If you have a home loan and the lending bank/financial institution is charging a significantly higher interest rate than rates other banks are offering, then it’s time to opt out and a transfer the balance amount of your home loan to another lender. Balance transfer of a home loan means transferring the unpaid principal amount of the loan to another lender, says Rishi Mehra, CEO, Wishfin.com. You get maximum benefit if it’s done in the initial years of the loan tenure as the unpaid amount is maximum at this time.
YOU SHOULD TRANSFER IF…
Existing lender is charging a higher rate of interest. If your existing EMI exceeds your monthly budget because of a higher interest rate, switching to a lower rate can help you save on the total interest payout.
You need extra funds. Transferring the loan to other lenders can help you get a top-up loan.
Service at the existing lender is poor. If your lender is unresponsive to requests or is lax with the paperwork, you can switch to a lender whose services are prompt and professional.
You want to switch from floating rate of interest to fixed or vice versa. If your existing home loan is linked to the base or fixed rate of interest and you want to switch to MCLR (marginal cost of funds-based lending rate), you can transfer your home loan to another lender at a floating rate of interest.
Of course, all the above options include checking the feasibility of the transfer. One must factor in all associated costs and aspects, not focus just on the changed interest rate.
KEEP IN MIND…
The lower interest rate carrot cannot be the only criteria for a borrower, says Arun Ramamurthy, founder and director, Credit Sudhaar. Other costs like processing fee (usually about 1 per cent of the loan amount), legal charges etc. must also be considered. These, if added to the overall costs, may not make the balance transfer as lucrative as it may seem.
The Reserve Bank of India recently announced that all floating rate loans would be linked to external benchmarks such as the repo rate or the 91 days Treasury Bill or the 182 days Treasury Bill or any other benchmark set by Financial Benchmarks India Pvt. Ltd (FBIL) from April 2019. The external benchmarking will see frequent changes in interest rates; a borrower, therefore, should look for a lender who charges the least spread over the underlying external benchmark.
HOW IT IMPACTS YOUR CREDIT SCORE

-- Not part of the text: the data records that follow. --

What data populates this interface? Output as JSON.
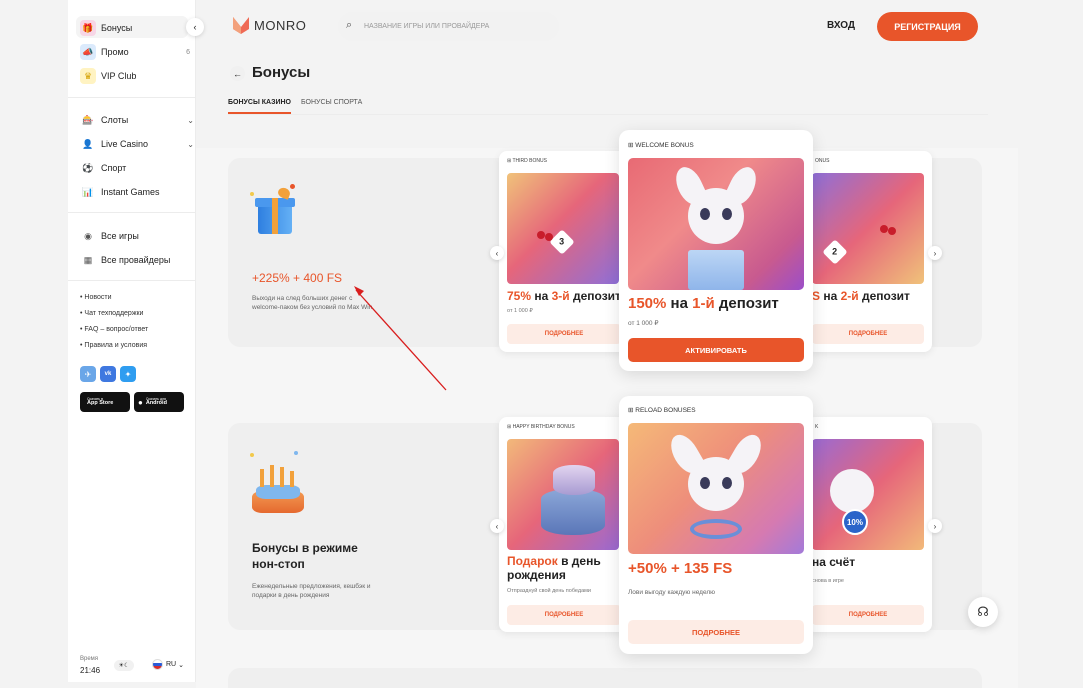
{
  "sidebar": {
    "items_top": [
      {
        "label": "Бонусы",
        "icon": "gift-icon"
      },
      {
        "label": "Промо",
        "icon": "promo-icon",
        "count": "6"
      },
      {
        "label": "VIP Club",
        "icon": "crown-icon"
      }
    ],
    "items_mid": [
      {
        "label": "Слоты",
        "icon": "slot-icon"
      },
      {
        "label": "Live Casino",
        "icon": "dealer-icon"
      },
      {
        "label": "Спорт",
        "icon": "ball-icon"
      },
      {
        "label": "Instant Games",
        "icon": "chart-icon"
      }
    ],
    "items_bot": [
      {
        "label": "Все игры",
        "icon": "games-icon"
      },
      {
        "label": "Все провайдеры",
        "icon": "grid-icon"
      }
    ],
    "links": [
      "Новости",
      "Чат техподдержки",
      "FAQ – вопрос/ответ",
      "Правила и условия"
    ],
    "app_store": {
      "small": "Скачать в",
      "big": "App Store"
    },
    "android": {
      "small": "Скачать для",
      "big": "Android"
    },
    "time_label": "Время",
    "time": "21:46",
    "lang": "RU"
  },
  "header": {
    "logo": "MONRO",
    "search_placeholder": "НАЗВАНИЕ ИГРЫ ИЛИ ПРОВАЙДЕРА",
    "login": "ВХОД",
    "register": "РЕГИСТРАЦИЯ"
  },
  "page": {
    "title": "Бонусы",
    "tabs": [
      "БОНУСЫ КАЗИНО",
      "БОНУСЫ СПОРТА"
    ]
  },
  "section1": {
    "headline": "+225% + 400 FS",
    "desc": "Выходи на след больших денег с welcome-паком без условий по Max Win",
    "cards": [
      {
        "label": "THIRD BONUS",
        "title_a": "75%",
        "title_b": " на ",
        "title_c": "3-й",
        "title_d": " депозит",
        "sub": "от 1 000 ₽",
        "btn": "ПОДРОБНЕЕ",
        "badge": "3"
      },
      {
        "label": "WELCOME BONUS",
        "title_a": "150%",
        "title_b": " на ",
        "title_c": "1-й",
        "title_d": " депозит",
        "sub": "от 1 000 ₽",
        "btn": "АКТИВИРОВАТЬ"
      },
      {
        "label": "ONUS",
        "title_a": "S",
        "title_b": " на ",
        "title_c": "2-й",
        "title_d": " депозит",
        "sub": "",
        "btn": "ПОДРОБНЕЕ",
        "badge": "2"
      }
    ]
  },
  "section2": {
    "headline": "Бонусы в режиме нон-стоп",
    "desc": "Еженедельные предложения, кешбэк и подарки в день рождения",
    "cards": [
      {
        "label": "HAPPY BIRTHDAY BONUS",
        "title_a": "Подарок",
        "title_b": " в день рождения",
        "sub": "Отпразднуй свой день победами",
        "btn": "ПОДРОБНЕЕ"
      },
      {
        "label": "RELOAD BONUSES",
        "title": "+50% + 135 FS",
        "sub": "Лови выгоду каждую неделю",
        "btn": "ПОДРОБНЕЕ"
      },
      {
        "label": "K",
        "title": "на счёт",
        "sub": "снова в игре",
        "btn": "ПОДРОБНЕЕ",
        "badge": "10%"
      }
    ]
  },
  "colors": {
    "accent": "#e8552a",
    "bg": "#f6f6f6"
  }
}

In a balance transfer, one long-standing loan gets closed and is replaced by a new loan, so it’s important to understand the impact the entire switching process has on your credit score. Mohan Jayaraman, MD, Decision Analytics at Experian Asia Pacific, says the transaction per se is not considered derogatory and will not impact the bureau score substantially. But customers should request for an NOC from the bank and ensure the bank reports the loan closure to the credit bureau in time. Check if the information is correctly reflected in the bureau report. Experts say the credit scores may experience a temporary drop. However, with timely repayments, the scores will come up again.